With increasing protests and heated discussions related to immigration, it can be difficult to understand what the original purpose of Immigrations and Customs Enforcement was, let alone what the agency is attempting to do now. Unfortunately, this makes it difficult to analyze the agency’s actions. The agency needs to reevaluate its priorities in order to serve its intended purpose: to protect America from the cross-border crime and illegal immigration that threaten national security and public safety.
ICE is composed of three major offices: Enforcement and Removal Operations, Homeland Security Investigations (HSI) and the Office of the Principal Legal Advisor. ERO has overshadowed the other branches in recent news because of various reports explaining failures that resulted in preventable deaths in detention centers. Despite lack of media coverage, the other branches actually play key roles in securing America from outside threats. The Office of Principal Legal Advisor and HSI handle the legal actions that affect any illegal action brought to light by ICE. This is important because without these branches, ERO would be able to detain any foreign-looking person who cannot immediately prove citizenship.
Moving forward, it is unlikely that programs like Abolish ICE will actually succeed. However, an extreme motion like this may lead to change. ICE is not completely bad, and if the original goals of mitigating cross-border crime and illegal immigration are revisited, we can have some actual change. As with most federally funded programs, any actions tie back to the politicians, and these policy makers need to reevaluate the effects that ICE is having on overall public safety.
ICE is not able to execute its purpose without legal actions, and subsequently, Enforcement and Removal has become increasingly aggressive in recent years. Their power has gotten out of hand because the former branches are dwarfed by ERO in the media. In recent years, the agency’s priorities have shifted to interior immigration enforcement, something police forces already handle. Unfortunately, this has caused multiple problems.
Firstly, this takes the focus off of the actual border. It opens up opportunities for more unsupervised activities such as child smuggling. ICE also puts the police in a bad situation internally. Immigrants are afraid to call the police for help in fear of being detained or even deported, and this causes an overall rise in unreported crimes. Reports of sexual assault from Hispanic people in Los Angelas dropped 25 percent and reports of domestic violence dropped 10 percent following President Trump’s crackdown, according to the Guardian.
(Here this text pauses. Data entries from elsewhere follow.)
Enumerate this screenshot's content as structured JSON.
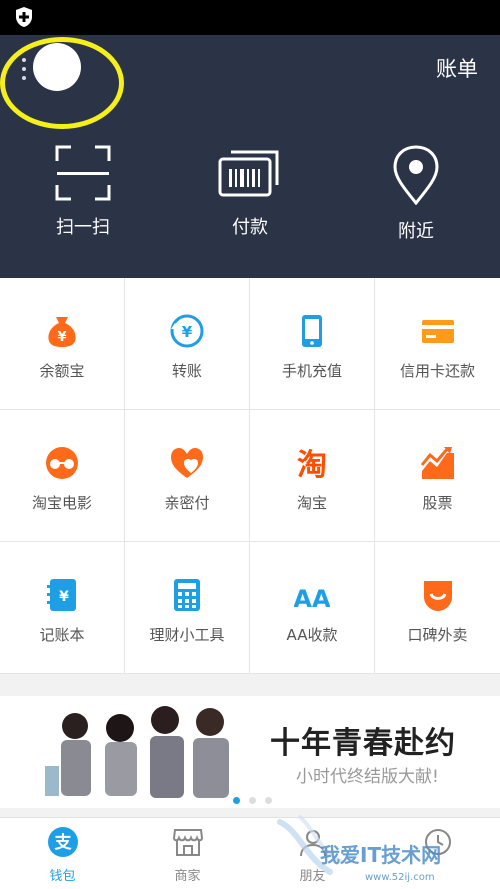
{
  "header": {
    "bill_label": "账单",
    "actions": [
      {
        "label": "扫一扫",
        "icon": "scan-icon"
      },
      {
        "label": "付款",
        "icon": "payment-code-icon"
      },
      {
        "label": "附近",
        "icon": "location-pin-icon"
      }
    ]
  },
  "grid": {
    "items": [
      {
        "label": "余额宝",
        "icon": "money-bag-icon"
      },
      {
        "label": "转账",
        "icon": "transfer-icon"
      },
      {
        "label": "手机充值",
        "icon": "phone-recharge-icon"
      },
      {
        "label": "信用卡还款",
        "icon": "credit-card-icon"
      },
      {
        "label": "淘宝电影",
        "icon": "movie-glasses-icon"
      },
      {
        "label": "亲密付",
        "icon": "hearts-icon"
      },
      {
        "label": "淘宝",
        "icon": "taobao-icon"
      },
      {
        "label": "股票",
        "icon": "stock-chart-icon"
      },
      {
        "label": "记账本",
        "icon": "account-book-icon"
      },
      {
        "label": "理财小工具",
        "icon": "calculator-icon"
      },
      {
        "label": "AA收款",
        "icon": "aa-icon"
      },
      {
        "label": "口碑外卖",
        "icon": "takeaway-icon"
      }
    ]
  },
  "banner": {
    "title": "十年青春赴约",
    "subtitle": "小时代终结版大献!"
  },
  "tabs": [
    {
      "label": "钱包",
      "icon": "wallet-icon",
      "active": true
    },
    {
      "label": "商家",
      "icon": "store-icon",
      "active": false
    },
    {
      "label": "朋友",
      "icon": "friends-icon",
      "active": false
    }
  ],
  "watermark": {
    "text": "我爱IT技术网",
    "url": "www.52ij.com"
  },
  "colors": {
    "header_bg": "#2b3347",
    "accent_blue": "#1e9fe5",
    "accent_orange": "#ff6a1a",
    "highlight_yellow": "#f5ef1a"
  }
}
ICE is here to protect the United States. However, the agency’s shift of power to the department that focuses on acquiring illegal immigrants is diverting focus from its intended purpose. As a federal program that tries to maintain our borders, ICE’s current approach needs to be reevaluated by politicians.